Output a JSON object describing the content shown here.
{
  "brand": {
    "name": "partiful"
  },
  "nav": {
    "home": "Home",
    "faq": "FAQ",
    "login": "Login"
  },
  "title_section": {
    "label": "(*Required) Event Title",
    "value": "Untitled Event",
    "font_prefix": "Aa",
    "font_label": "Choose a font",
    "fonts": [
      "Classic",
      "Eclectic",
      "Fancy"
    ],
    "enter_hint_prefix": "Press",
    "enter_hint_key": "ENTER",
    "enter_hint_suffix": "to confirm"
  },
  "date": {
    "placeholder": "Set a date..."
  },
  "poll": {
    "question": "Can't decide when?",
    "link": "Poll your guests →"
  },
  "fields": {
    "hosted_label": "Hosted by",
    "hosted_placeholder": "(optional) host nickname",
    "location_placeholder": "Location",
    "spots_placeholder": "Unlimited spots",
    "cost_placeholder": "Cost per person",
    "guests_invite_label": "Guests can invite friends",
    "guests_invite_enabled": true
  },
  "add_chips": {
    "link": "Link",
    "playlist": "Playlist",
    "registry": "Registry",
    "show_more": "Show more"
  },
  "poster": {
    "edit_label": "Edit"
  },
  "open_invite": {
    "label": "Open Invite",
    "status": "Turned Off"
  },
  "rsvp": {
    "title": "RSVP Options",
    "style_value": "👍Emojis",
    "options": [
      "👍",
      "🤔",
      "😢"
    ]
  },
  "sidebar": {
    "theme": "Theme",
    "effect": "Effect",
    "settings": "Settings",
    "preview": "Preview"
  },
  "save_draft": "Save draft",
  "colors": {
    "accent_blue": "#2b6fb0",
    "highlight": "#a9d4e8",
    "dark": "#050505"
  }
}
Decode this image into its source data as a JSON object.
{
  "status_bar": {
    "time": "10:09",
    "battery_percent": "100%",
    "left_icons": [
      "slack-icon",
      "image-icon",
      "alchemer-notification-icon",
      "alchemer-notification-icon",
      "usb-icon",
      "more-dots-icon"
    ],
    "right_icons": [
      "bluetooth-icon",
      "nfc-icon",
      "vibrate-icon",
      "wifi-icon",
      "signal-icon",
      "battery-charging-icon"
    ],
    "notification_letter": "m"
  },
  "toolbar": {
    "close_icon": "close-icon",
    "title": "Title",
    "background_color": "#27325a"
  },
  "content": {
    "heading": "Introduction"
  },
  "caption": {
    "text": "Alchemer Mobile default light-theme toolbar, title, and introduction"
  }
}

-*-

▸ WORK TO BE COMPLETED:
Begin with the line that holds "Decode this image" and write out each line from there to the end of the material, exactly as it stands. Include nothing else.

▸ OUTPUT OF THE EXERCISE:
Decode this image into its source data as a JSON object.
{
  "status_bar": {
    "time": "10:09",
    "battery_percent": "100%",
    "left_icons": [
      "slack-icon",
      "image-icon",
      "alchemer-notification-icon",
      "alchemer-notification-icon",
      "usb-icon",
      "more-dots-icon"
    ],
    "right_icons": [
      "bluetooth-icon",
      "nfc-icon",
      "vibrate-icon",
      "wifi-icon",
      "signal-icon",
      "battery-charging-icon"
    ],
    "notification_letter": "m"
  },
  "toolbar": {
    "close_icon": "close-icon",
    "title": "Title",
    "background_color": "#27325a"
  },
  "content": {
    "heading": "Introduction"
  },
  "caption": {
    "text": "Alchemer Mobile default light-theme toolbar, title, and introduction"
  }
}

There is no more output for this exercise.